Still, as shown in the film, Milgram seeks to give credibility to his explanation by hitching it to Hannah Arendt's notion of the banality of evil, which derived from her analysis of the trial of Adolf Eichmann. Before he entered the courtroom, Arendt observed, people expected a monstrous figure of epic proportion. What they got was an insignificant balding bureaucrat. Everything he did, Milgram tells us and the film tells us, was ‘acting on instructions.’ Once again this is what the textbooks tell us, and once again this is wrong. Eichmann thrived because of his creativity and his autonomy. Indeed, when, in 1944, his boss Himmler wanted to agree to a deal with the Allies that would save Jewish lives, Eichmann fought him because, far from mechanically obeying orders, he truly believed in total extermination.

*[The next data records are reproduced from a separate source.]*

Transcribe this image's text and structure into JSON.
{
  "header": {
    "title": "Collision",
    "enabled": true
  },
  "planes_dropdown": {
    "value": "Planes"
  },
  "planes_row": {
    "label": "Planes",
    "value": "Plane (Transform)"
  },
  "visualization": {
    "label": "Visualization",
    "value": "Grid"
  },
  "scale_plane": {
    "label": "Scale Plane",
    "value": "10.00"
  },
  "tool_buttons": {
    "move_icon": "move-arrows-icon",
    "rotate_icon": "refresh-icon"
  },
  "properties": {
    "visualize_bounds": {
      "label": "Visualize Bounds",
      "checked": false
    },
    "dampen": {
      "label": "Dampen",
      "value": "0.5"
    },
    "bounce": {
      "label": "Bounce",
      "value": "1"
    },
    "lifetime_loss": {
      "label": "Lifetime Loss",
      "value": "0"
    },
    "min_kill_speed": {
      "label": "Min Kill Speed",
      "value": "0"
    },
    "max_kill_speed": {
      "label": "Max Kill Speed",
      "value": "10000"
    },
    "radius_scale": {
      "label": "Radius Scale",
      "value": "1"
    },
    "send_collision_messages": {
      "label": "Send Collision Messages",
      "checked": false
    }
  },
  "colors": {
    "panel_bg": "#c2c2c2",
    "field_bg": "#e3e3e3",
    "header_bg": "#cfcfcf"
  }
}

In sum, the film faithfully reproduces the textbook version of Milgram. Moreover, it does so in a captivating way. But the textbook version is incorrect. Does this render the film worthless? Quite the contrary. The point of what we do as teachers is not to give people all the answers. It is to get them to care about the questions and thereby motivate them to want to find out more. One cannot watch this film without becoming engrossed by the issues it raises. One cannot help but be drawn in by fundamental questions about the human capacity to inflict harm, and the ways we are able to study this.
The real contribution of The Experimenter thus lies less in what it shows and where it ends and more in inviting us to go further, to read more, to discover and engage with the rich and ongoing debate concerning obedience. Then we can make up our own minds. We need not always do as we are told.
Stephen Reicher is Professor of Social Psychology and former Head of the School of Psychology at the University of St. Andrews. Alex Haslam is a professor of psychology and Australian Research Council Australian Laureate Fellow in the School of Psychology at the University of Queensland.